Sutra 1.23: Īśvarapranidhānādvā ~
"Or [samādhi is attained] by devotion with total dedication to Īśvara."
Sutra 1.24: Kleśa karma vipākāśayairaparamrstah Purusaviśesa Īśvara ~
"Īśvara is the supreme Purusa (self/soul) unaffected by any afflictions, actions, fruits of actions or by any inner impressions of desires."
Sutra 1.25: Tatra niratiśayam sarvajñabījam ~
"In Īśvara is the complete manifestation of the seed of omniscience."
*all translations by Sri Swami Satchidananda*
**Sutras 1.26 - 1.29 below**
In these Sutras, Patanjali talks about reaching samādhi through devotion and total dedication to Īśvara (God), which is the supreme Purusa (self/soul), and the complete manifestation of the seed of omniscience.

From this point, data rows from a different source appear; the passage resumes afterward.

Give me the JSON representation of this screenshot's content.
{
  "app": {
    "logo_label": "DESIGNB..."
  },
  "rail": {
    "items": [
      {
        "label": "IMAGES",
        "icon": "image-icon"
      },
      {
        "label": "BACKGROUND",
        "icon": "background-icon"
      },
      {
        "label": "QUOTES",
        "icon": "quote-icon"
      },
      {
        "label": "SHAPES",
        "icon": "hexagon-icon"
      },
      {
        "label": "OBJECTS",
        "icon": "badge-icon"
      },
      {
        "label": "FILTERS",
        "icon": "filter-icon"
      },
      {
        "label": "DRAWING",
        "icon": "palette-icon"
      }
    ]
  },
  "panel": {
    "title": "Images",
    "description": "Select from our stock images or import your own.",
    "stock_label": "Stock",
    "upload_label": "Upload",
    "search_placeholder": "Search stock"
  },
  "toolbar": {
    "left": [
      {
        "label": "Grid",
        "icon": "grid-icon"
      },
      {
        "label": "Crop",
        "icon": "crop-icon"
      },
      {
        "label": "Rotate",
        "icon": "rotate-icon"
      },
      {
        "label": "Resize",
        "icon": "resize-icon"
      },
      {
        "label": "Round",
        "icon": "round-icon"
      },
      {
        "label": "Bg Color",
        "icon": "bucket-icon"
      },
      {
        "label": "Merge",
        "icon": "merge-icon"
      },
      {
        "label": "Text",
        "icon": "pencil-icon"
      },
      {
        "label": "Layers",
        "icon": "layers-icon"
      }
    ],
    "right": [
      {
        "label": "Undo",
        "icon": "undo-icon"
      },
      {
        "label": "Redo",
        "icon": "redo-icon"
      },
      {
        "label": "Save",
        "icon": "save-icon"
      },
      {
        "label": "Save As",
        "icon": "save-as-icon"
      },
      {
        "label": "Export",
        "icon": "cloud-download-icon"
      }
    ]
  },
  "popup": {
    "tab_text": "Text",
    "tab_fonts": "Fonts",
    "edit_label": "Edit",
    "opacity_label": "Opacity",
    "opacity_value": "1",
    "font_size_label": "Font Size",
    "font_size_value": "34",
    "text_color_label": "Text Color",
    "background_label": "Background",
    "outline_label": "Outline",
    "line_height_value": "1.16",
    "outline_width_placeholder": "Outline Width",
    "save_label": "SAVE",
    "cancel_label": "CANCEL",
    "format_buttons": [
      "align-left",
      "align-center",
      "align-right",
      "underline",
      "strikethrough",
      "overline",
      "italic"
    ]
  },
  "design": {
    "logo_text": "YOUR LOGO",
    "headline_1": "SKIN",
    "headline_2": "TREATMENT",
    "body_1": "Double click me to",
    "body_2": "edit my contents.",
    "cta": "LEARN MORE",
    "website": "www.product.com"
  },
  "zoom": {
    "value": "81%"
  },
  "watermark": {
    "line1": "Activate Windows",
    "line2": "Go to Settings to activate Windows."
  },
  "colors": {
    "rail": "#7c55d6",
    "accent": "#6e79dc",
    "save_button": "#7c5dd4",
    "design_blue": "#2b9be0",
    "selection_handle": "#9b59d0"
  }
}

In other words, Sri Swami Satchidanada says, “Īśvara is all-knowing and is knowledge itself.” I love this explanation, following the study of knowledge in the previous sutras (day 7).

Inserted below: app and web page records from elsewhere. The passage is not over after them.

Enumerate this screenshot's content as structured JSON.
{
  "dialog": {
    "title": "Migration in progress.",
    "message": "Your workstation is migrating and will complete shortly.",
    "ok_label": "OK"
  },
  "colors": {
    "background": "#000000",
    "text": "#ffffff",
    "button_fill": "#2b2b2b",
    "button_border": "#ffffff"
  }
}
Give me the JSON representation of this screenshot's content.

If Purusa (the supreme soul) is unaffected by afflictions, karma, or the fruits of actions, and the goal of yoga is also to become unaffected by these aspects of being human, it follows that if we are to reach self-realization, we must become one with Nature by walking this path.
Sutra 1.26: Sa pūrvesaām api guruh kālenānavacchedāt ~

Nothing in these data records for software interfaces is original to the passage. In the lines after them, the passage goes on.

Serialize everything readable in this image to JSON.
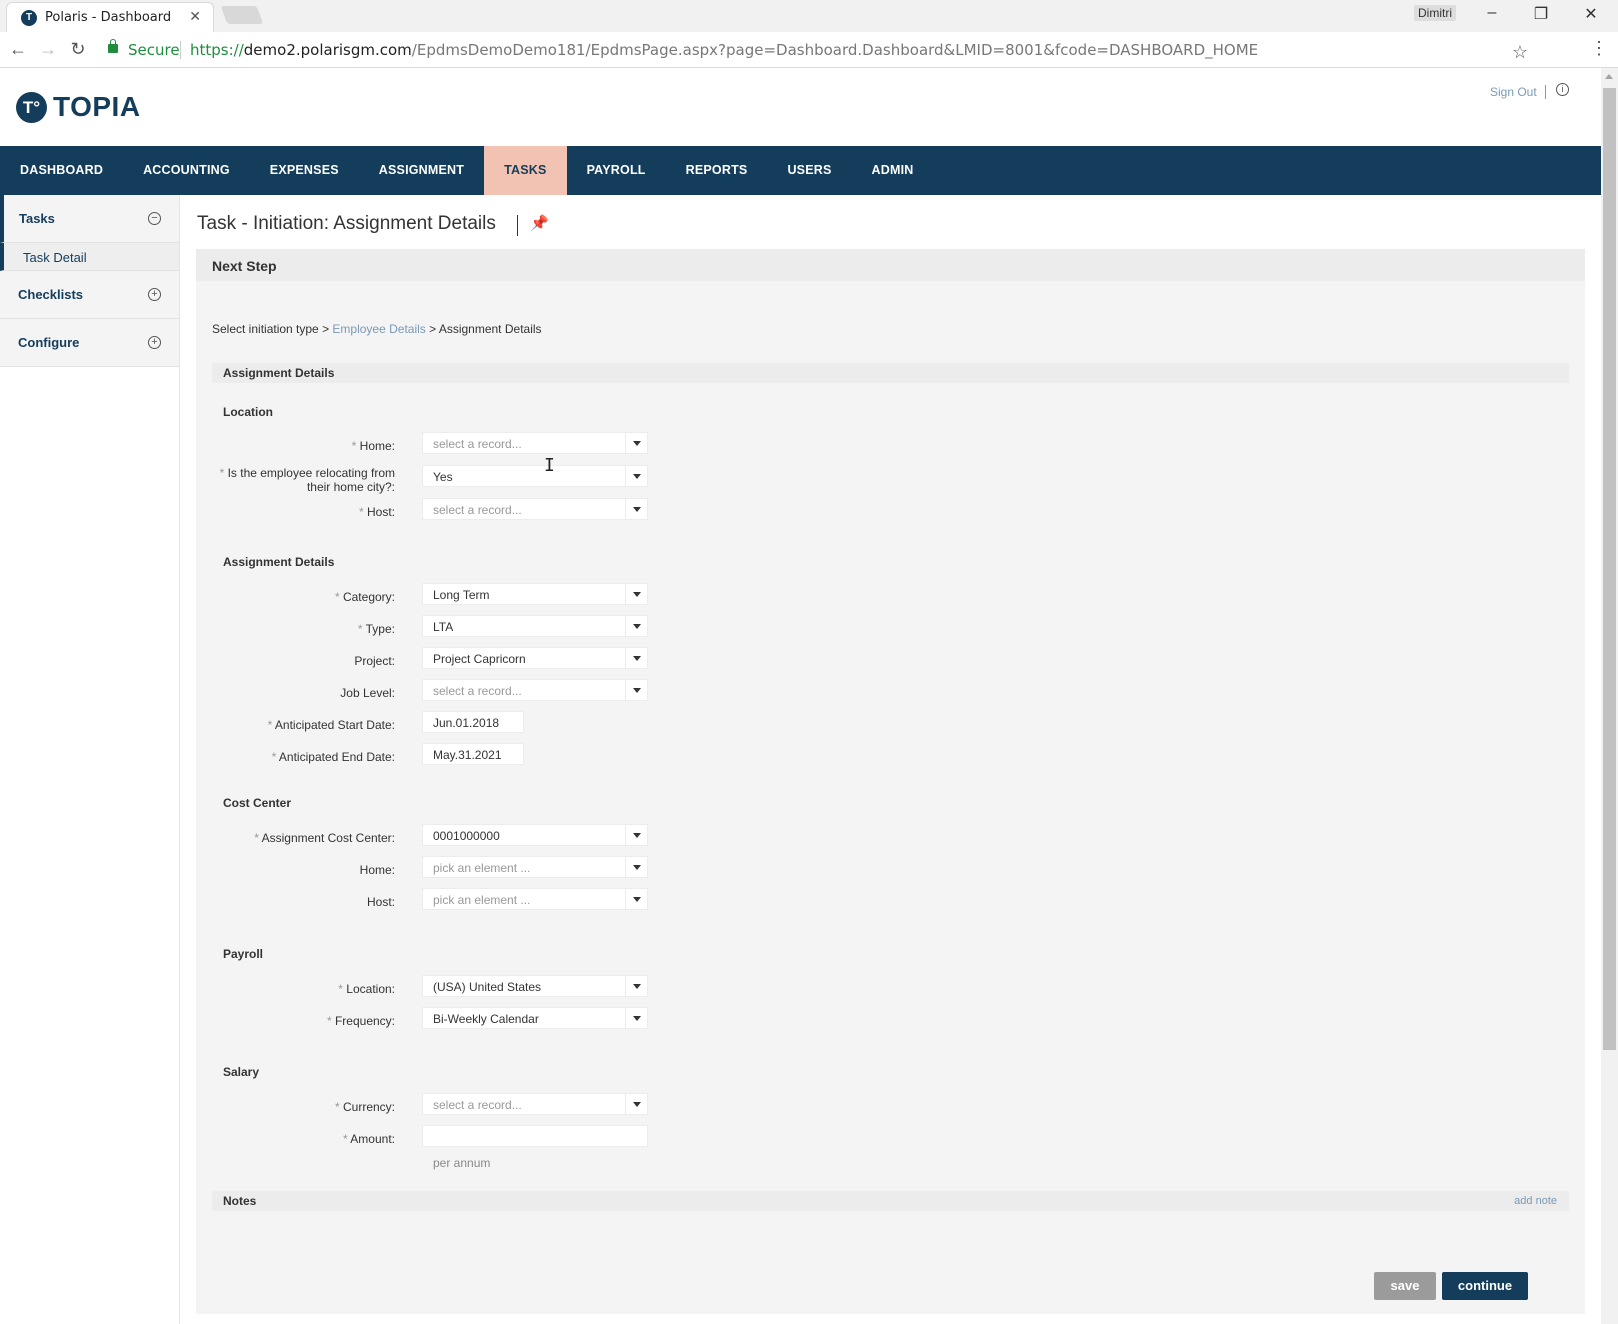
{
  "browser": {
    "tab_title": "Polaris - Dashboard",
    "user": "Dimitri",
    "secure_label": "Secure",
    "url_scheme": "https://",
    "url_host": "demo2.polarisgm.com",
    "url_path": "/EpdmsDemoDemo181/EpdmsPage.aspx?page=Dashboard.Dashboard&LMID=8001&fcode=DASHBOARD_HOME"
  },
  "header": {
    "logo_text": "TOPIA",
    "sign_out": "Sign Out"
  },
  "nav": {
    "items": [
      "DASHBOARD",
      "ACCOUNTING",
      "EXPENSES",
      "ASSIGNMENT",
      "TASKS",
      "PAYROLL",
      "REPORTS",
      "USERS",
      "ADMIN"
    ],
    "active": "TASKS"
  },
  "sidebar": {
    "tasks": "Tasks",
    "task_detail": "Task Detail",
    "checklists": "Checklists",
    "configure": "Configure"
  },
  "page": {
    "title": "Task - Initiation: Assignment Details",
    "panel_title": "Next Step",
    "breadcrumb": {
      "step1": "Select initiation type >",
      "step2": "Employee Details",
      "step3": "> Assignment Details"
    },
    "section_title": "Assignment Details"
  },
  "location": {
    "heading": "Location",
    "home_label": "Home:",
    "home_value": "select a record...",
    "relocating_label_1": "Is the employee relocating from",
    "relocating_label_2": "their home city?:",
    "relocating_value": "Yes",
    "host_label": "Host:",
    "host_value": "select a record..."
  },
  "assignment": {
    "heading": "Assignment Details",
    "category_label": "Category:",
    "category_value": "Long Term",
    "type_label": "Type:",
    "type_value": "LTA",
    "project_label": "Project:",
    "project_value": "Project Capricorn",
    "job_level_label": "Job Level:",
    "job_level_value": "select a record...",
    "start_label": "Anticipated Start Date:",
    "start_value": "Jun.01.2018",
    "end_label": "Anticipated End Date:",
    "end_value": "May.31.2021"
  },
  "cost_center": {
    "heading": "Cost Center",
    "assignment_label": "Assignment Cost Center:",
    "assignment_value": "0001000000",
    "home_label": "Home:",
    "home_value": "pick an element ...",
    "host_label": "Host:",
    "host_value": "pick an element ..."
  },
  "payroll": {
    "heading": "Payroll",
    "location_label": "Location:",
    "location_value": "(USA) United States",
    "frequency_label": "Frequency:",
    "frequency_value": "Bi-Weekly Calendar"
  },
  "salary": {
    "heading": "Salary",
    "currency_label": "Currency:",
    "currency_value": "select a record...",
    "amount_label": "Amount:",
    "amount_value": "",
    "per_annum": "per annum"
  },
  "notes": {
    "title": "Notes",
    "add_note": "add note"
  },
  "actions": {
    "save": "save",
    "continue": "continue"
  },
  "required_mark": "*"
}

"Unconditioned by time, Īsvara is the teacher of even the most ancient teacher."
Sutra 1.27: Tasya vācakah pranavah ~
"The word expressive of Īsvara is the mystic sound OM [OM is God's name as well as form.]"
Sutra 1.28: Tajjapas tadartha bhāvanam ~
"To repeat it with reflection upon its meaning is an aid."
Sutra 1.29: Tatah pratyak cetanādhigamo 'pyantarāyābha-vaś ca ~
"From this practice all the obstacles disappear and simultaneously dawns knowledge of the inner Self."
I like the way Sri Swami Satchidananda translates Sutra 1.27 in particular, adding "OM is God's name as well as form". OM is the manifestation of God, and the seed from which all other sounds manifest. Whether or not you chant OM, Sri Swami Satchidanada says, "the basic sound is always vibrating in you." This is why we use it as mantra, a sort of invocation and celebration of the divinity within everything.
In Sutra 1.28, Patanjali introduces us to Japa Yoga, or the repetition of mantra to reach communion with the divine. Sri Swami Satchidananda adds that mantra can be translated as "that which keeps the mind steady and produces the proper effect".
Something that sits really well with me in the Yoga Sutras is the openness to different approaches. Though he is precise and methodical, Patanjali is also accepting and inclusive in his instruction and advice. The Sutras recognize that there are different paths to the same Truth... I love that.